What you need to do
For the records that follow, return only the count of lines containing the string "files".

Interface dataset entries:
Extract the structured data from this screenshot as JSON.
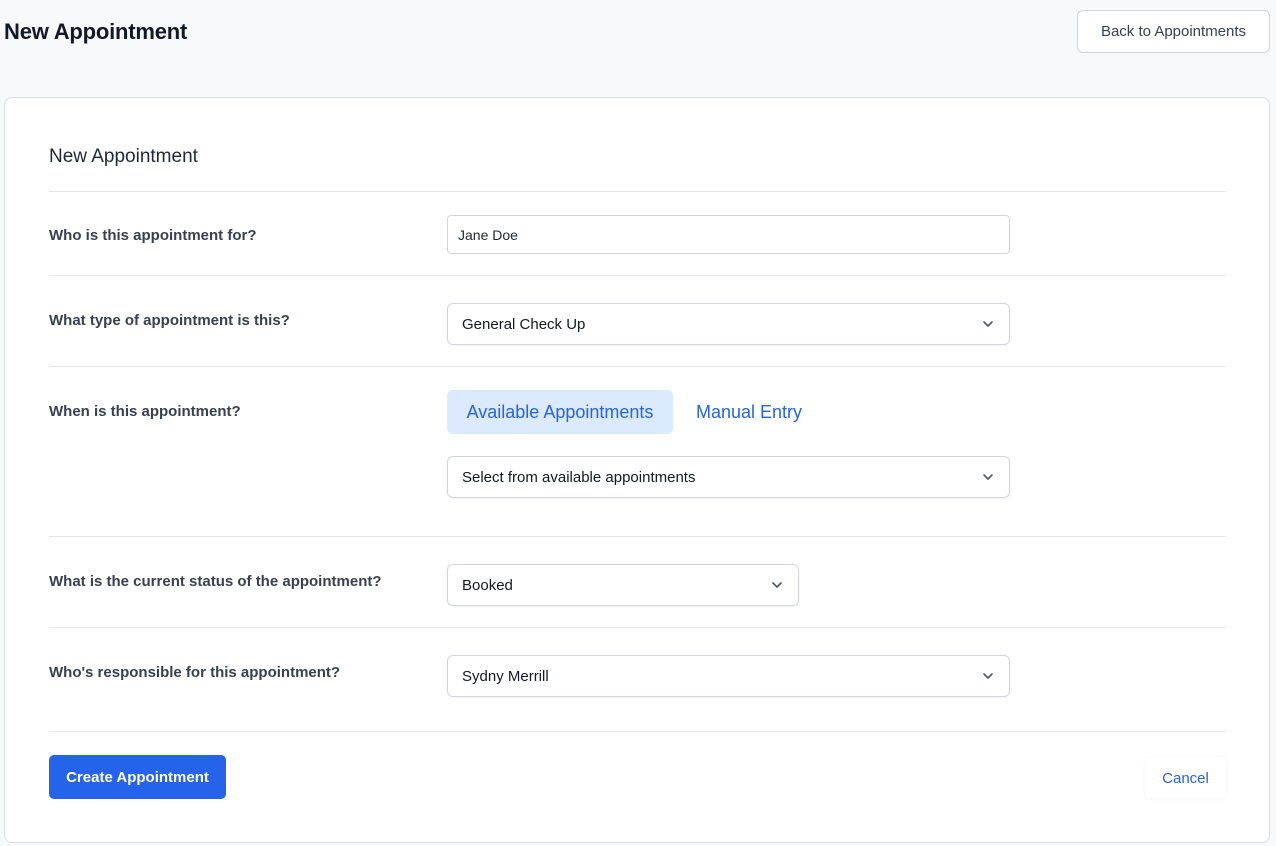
{
  "header": {
    "title": "New Appointment",
    "back_label": "Back to Appointments"
  },
  "form": {
    "title": "New Appointment",
    "patient": {
      "label": "Who is this appointment for?",
      "value": "Jane Doe"
    },
    "type": {
      "label": "What type of appointment is this?",
      "value": "General Check Up"
    },
    "when": {
      "label": "When is this appointment?",
      "tabs": [
        {
          "label": "Available Appointments",
          "active": true
        },
        {
          "label": "Manual Entry",
          "active": false
        }
      ],
      "slot_value": "Select from available appointments"
    },
    "status": {
      "label": "What is the current status of the appointment?",
      "value": "Booked"
    },
    "responsible": {
      "label": "Who's responsible for this appointment?",
      "value": "Sydny Merrill"
    },
    "actions": {
      "create_label": "Create Appointment",
      "cancel_label": "Cancel"
    }
  },
  "icons": {
    "select_chevron": "chevron-down-icon"
  },
  "colors": {
    "accent": "#2563eb",
    "active_tab_bg": "#dbeafe",
    "page_bg": "#f8f9fb",
    "border": "#d1d5db"
  }
}
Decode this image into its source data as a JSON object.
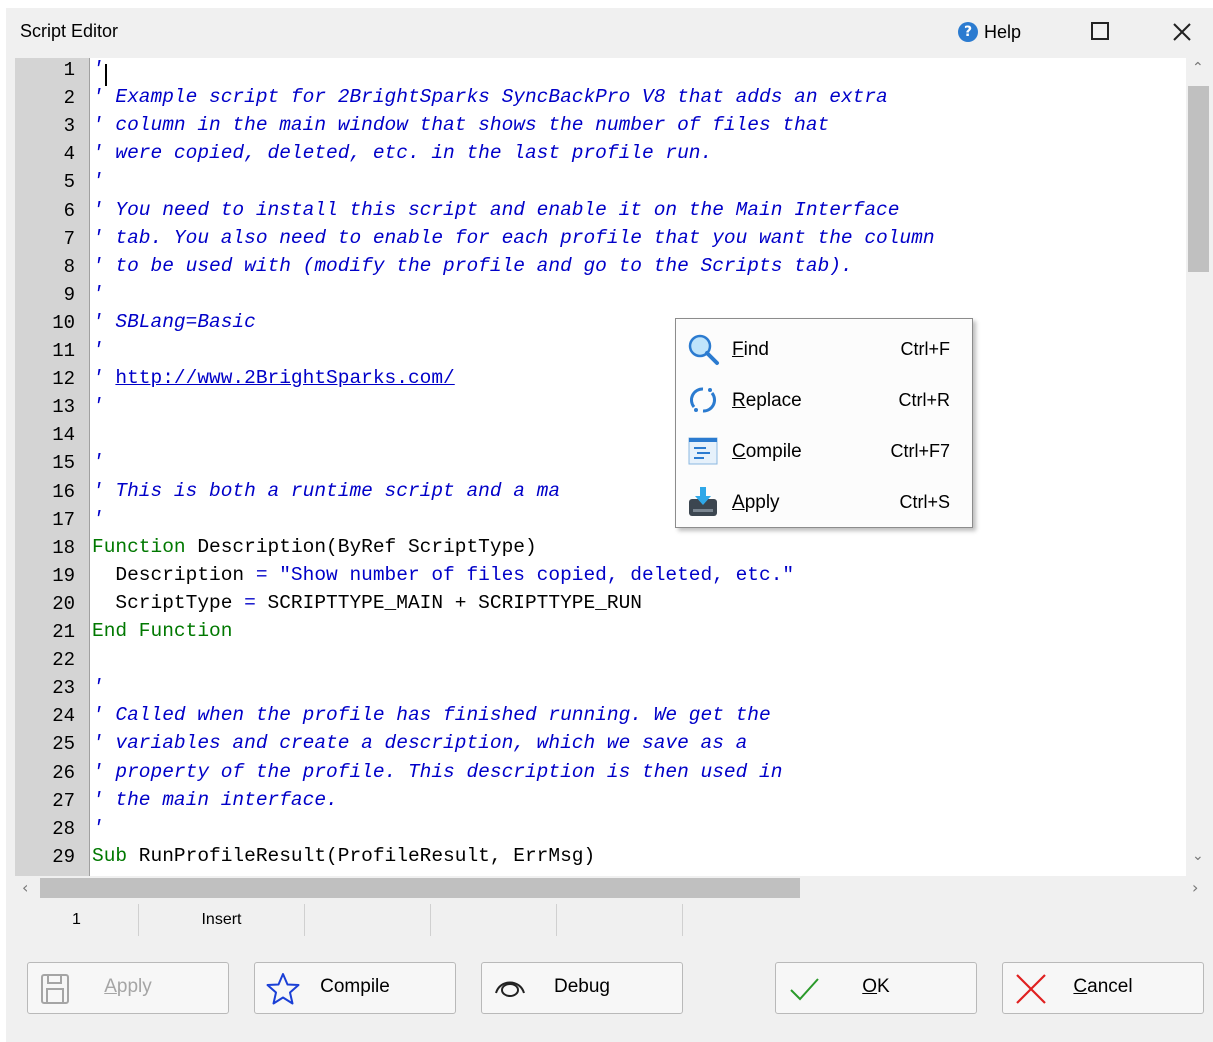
{
  "window": {
    "title": "Script Editor",
    "help_label": "Help"
  },
  "editor": {
    "lines": [
      {
        "n": "1",
        "segs": [
          {
            "t": "'",
            "c": "cm"
          }
        ]
      },
      {
        "n": "2",
        "segs": [
          {
            "t": "' Example script for 2BrightSparks SyncBackPro V8 that adds an extra",
            "c": "cm"
          }
        ]
      },
      {
        "n": "3",
        "segs": [
          {
            "t": "' column in the main window that shows the number of files that",
            "c": "cm"
          }
        ]
      },
      {
        "n": "4",
        "segs": [
          {
            "t": "' were copied, deleted, etc. in the last profile run.",
            "c": "cm"
          }
        ]
      },
      {
        "n": "5",
        "segs": [
          {
            "t": "'",
            "c": "cm"
          }
        ]
      },
      {
        "n": "6",
        "segs": [
          {
            "t": "' You need to install this script and enable it on the Main Interface",
            "c": "cm"
          }
        ]
      },
      {
        "n": "7",
        "segs": [
          {
            "t": "' tab. You also need to enable for each profile that you want the column",
            "c": "cm"
          }
        ]
      },
      {
        "n": "8",
        "segs": [
          {
            "t": "' to be used with (modify the profile and go to the Scripts tab).",
            "c": "cm"
          }
        ]
      },
      {
        "n": "9",
        "segs": [
          {
            "t": "'",
            "c": "cm"
          }
        ]
      },
      {
        "n": "10",
        "segs": [
          {
            "t": "' SBLang=Basic",
            "c": "cm"
          }
        ]
      },
      {
        "n": "11",
        "segs": [
          {
            "t": "'",
            "c": "cm"
          }
        ]
      },
      {
        "n": "12",
        "segs": [
          {
            "t": "' ",
            "c": "cm"
          },
          {
            "t": "http://www.2BrightSparks.com/",
            "c": "url"
          }
        ]
      },
      {
        "n": "13",
        "segs": [
          {
            "t": "'",
            "c": "cm"
          }
        ]
      },
      {
        "n": "14",
        "segs": []
      },
      {
        "n": "15",
        "segs": [
          {
            "t": "'",
            "c": "cm"
          }
        ]
      },
      {
        "n": "16",
        "segs": [
          {
            "t": "' This is both a runtime script and a ma",
            "c": "cm"
          }
        ]
      },
      {
        "n": "17",
        "segs": [
          {
            "t": "'",
            "c": "cm"
          }
        ]
      },
      {
        "n": "18",
        "segs": [
          {
            "t": "Function",
            "c": "kw"
          },
          {
            "t": " Description(ByRef ScriptType)",
            "c": "pl"
          }
        ]
      },
      {
        "n": "19",
        "segs": [
          {
            "t": "  Description ",
            "c": "pl"
          },
          {
            "t": "=",
            "c": "str"
          },
          {
            "t": " ",
            "c": "pl"
          },
          {
            "t": "\"Show number of files copied, deleted, etc.\"",
            "c": "str"
          }
        ]
      },
      {
        "n": "20",
        "segs": [
          {
            "t": "  ScriptType ",
            "c": "pl"
          },
          {
            "t": "=",
            "c": "str"
          },
          {
            "t": " SCRIPTTYPE_MAIN + SCRIPTTYPE_RUN",
            "c": "pl"
          }
        ]
      },
      {
        "n": "21",
        "segs": [
          {
            "t": "End Function",
            "c": "kw"
          }
        ]
      },
      {
        "n": "22",
        "segs": []
      },
      {
        "n": "23",
        "segs": [
          {
            "t": "'",
            "c": "cm"
          }
        ]
      },
      {
        "n": "24",
        "segs": [
          {
            "t": "' Called when the profile has finished running. We get the",
            "c": "cm"
          }
        ]
      },
      {
        "n": "25",
        "segs": [
          {
            "t": "' variables and create a description, which we save as a",
            "c": "cm"
          }
        ]
      },
      {
        "n": "26",
        "segs": [
          {
            "t": "' property of the profile. This description is then used in",
            "c": "cm"
          }
        ]
      },
      {
        "n": "27",
        "segs": [
          {
            "t": "' the main interface.",
            "c": "cm"
          }
        ]
      },
      {
        "n": "28",
        "segs": [
          {
            "t": "'",
            "c": "cm"
          }
        ]
      },
      {
        "n": "29",
        "segs": [
          {
            "t": "Sub",
            "c": "kw"
          },
          {
            "t": " RunProfileResult(ProfileResult, ",
            "c": "pl"
          },
          {
            "t": "ErrMsg)",
            "c": "pl"
          }
        ]
      }
    ]
  },
  "status": {
    "line": "1",
    "mode": "Insert"
  },
  "context_menu": {
    "items": [
      {
        "pre": "",
        "key_letter": "F",
        "post": "ind",
        "shortcut": "Ctrl+F",
        "icon": "search-icon"
      },
      {
        "pre": "",
        "key_letter": "R",
        "post": "eplace",
        "shortcut": "Ctrl+R",
        "icon": "replace-icon"
      },
      {
        "pre": "",
        "key_letter": "C",
        "post": "ompile",
        "shortcut": "Ctrl+F7",
        "icon": "compile-icon"
      },
      {
        "pre": "",
        "key_letter": "A",
        "post": "pply",
        "shortcut": "Ctrl+S",
        "icon": "apply-icon"
      }
    ]
  },
  "buttons": {
    "apply": {
      "key_letter": "A",
      "rest": "pply"
    },
    "compile": "Compile",
    "debug": "Debug",
    "ok": {
      "key_letter": "O",
      "rest": "K"
    },
    "cancel": {
      "key_letter": "C",
      "rest": "ancel"
    }
  },
  "colors": {
    "comment": "#0000c8",
    "keyword": "#007800",
    "gutter": "#d4d4d4",
    "help_accent": "#2b7bd0",
    "cancel_red": "#e02020",
    "ok_green": "#2a9a2a"
  }
}
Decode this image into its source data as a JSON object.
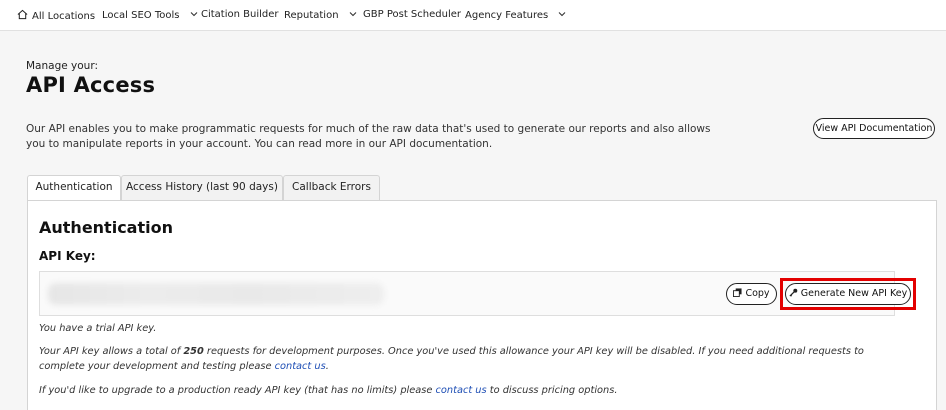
{
  "nav": {
    "home": "All Locations",
    "items": [
      {
        "label": "Local SEO Tools",
        "dropdown": true
      },
      {
        "label": "Citation Builder",
        "dropdown": false
      },
      {
        "label": "Reputation",
        "dropdown": true
      },
      {
        "label": "GBP Post Scheduler",
        "dropdown": false
      },
      {
        "label": "Agency Features",
        "dropdown": true
      }
    ]
  },
  "header": {
    "manage_label": "Manage your:",
    "title": "API Access",
    "intro": "Our API enables you to make programmatic requests for much of the raw data that's used to generate our reports and also allows you to manipulate reports in your account. You can read more in our API documentation.",
    "docs_button": "View API Documentation"
  },
  "tabs": [
    {
      "label": "Authentication",
      "active": true
    },
    {
      "label": "Access History (last 90 days)",
      "active": false
    },
    {
      "label": "Callback Errors",
      "active": false
    }
  ],
  "auth": {
    "title": "Authentication",
    "key_label": "API Key:",
    "copy_button": "Copy",
    "generate_button": "Generate New API Key",
    "trial_note": "You have a trial API key.",
    "allowance_pre": "Your API key allows a total of ",
    "allowance_count": "250",
    "allowance_post": " requests for development purposes. Once you've used this allowance your API key will be disabled. If you need additional requests to complete your development and testing please ",
    "contact_link": "contact us",
    "allowance_end": ".",
    "upgrade_pre": "If you'd like to upgrade to a production ready API key (that has no limits) please ",
    "upgrade_link": "contact us",
    "upgrade_post": " to discuss pricing options."
  },
  "colors": {
    "highlight": "#e30000",
    "link": "#1f4fb5"
  }
}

Exercise response
2